Weather Forecast


Fourth will allow anglers to be more creative on busy lakes

The area lakes will heighten in activity over the Fourth of July. Whether you ski, tube, sail, paddle, swim or fish, everyone will have a wonderful weekend if you remember to stay safe and practice courtesy. (Jason Durham / For the Enterprise)

The Fourth of July weekend is typically filled with excitement and activity. Our local lakes sprout anglers, pleasure boaters, jet skis, sailboats, tubes, wakeboards, scuba divers, waterskiers and swimmers.

In essence, everyone needs to share the limited aquatic space.

Yet the Park Rapids area lakes don't get as crowded as one might think; at least during certain times that is.

You sometimes hear anglers grumble, "there was a jet ski buzzing around me," or "there was just too much activity, it was scaring the fish." Although those excuses may seem to put anglers at ease regarding their sub-par success, there are ways to maximize your angling productivity while still enjoying the Fourth of July recreational fun.

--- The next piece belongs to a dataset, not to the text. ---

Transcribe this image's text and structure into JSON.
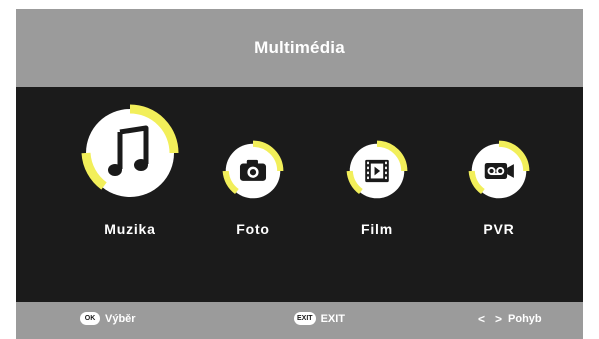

The greatest bit of advice; go fishing early.

During the early morning hours when it's light but even before the sun peeks above the towering pines, boat traffic is at a low point. You won't need to jockey for position on the sandbars or contend for a place in line at the public access.

Not only will you enjoy the serenity of a peaceful atmosphere, you'll experience some great fishing too.

You see, since the lakes in the Park Rapids area are relatively clear, fish rely heavily upon their sense of sight.

Even though many fish species feed periodically throughout the night, it's much more difficult for them to locate forage without the aid of some ambient light. So once morning arrives and the fish can see once again, they begin to feed; sometimes quite heavily.

Another peak time to fish while simultaneously avoiding the boat traffic on the lakes is to go fishing in sub-prime boating weather.

Of course everyone needs to think logically about this and not go out in such poor conditions that the anglers are put at risk of injury. Certainly cloudy, cool or rainy days are a few situations that deter a larger number of people from heading to the lake.

Yet the first crack of thunder or streak of lightning should send you to the shoreline. Those conditions are simply too dangerous and no fish is worth the risk.

A final way to beat the crowds on the lakes over the Fourth is to "duck-out." Head to small, hidden bays to try your luck for some panfish or bass (you won't typically find a walleye in a shallow back bay during this time of the year), fish some out of the way regions of the lake that aren't experiencing high boating activity, or better yet, load up your boat, canoe or paddleboat and explore a smaller area lake.

Some of those ponds only have walk-in accesses, which doesn't necessarily mean you have to trudge several miles thorough the woods to find the lake, but that you simply have to carry your boat a few feet due to the lack of a concrete or gently sloping earth ramp.

As you encounter other boaters this weekend, remember that the lakes are here for everyone to use and just a little courtesy and common sense mean a lot.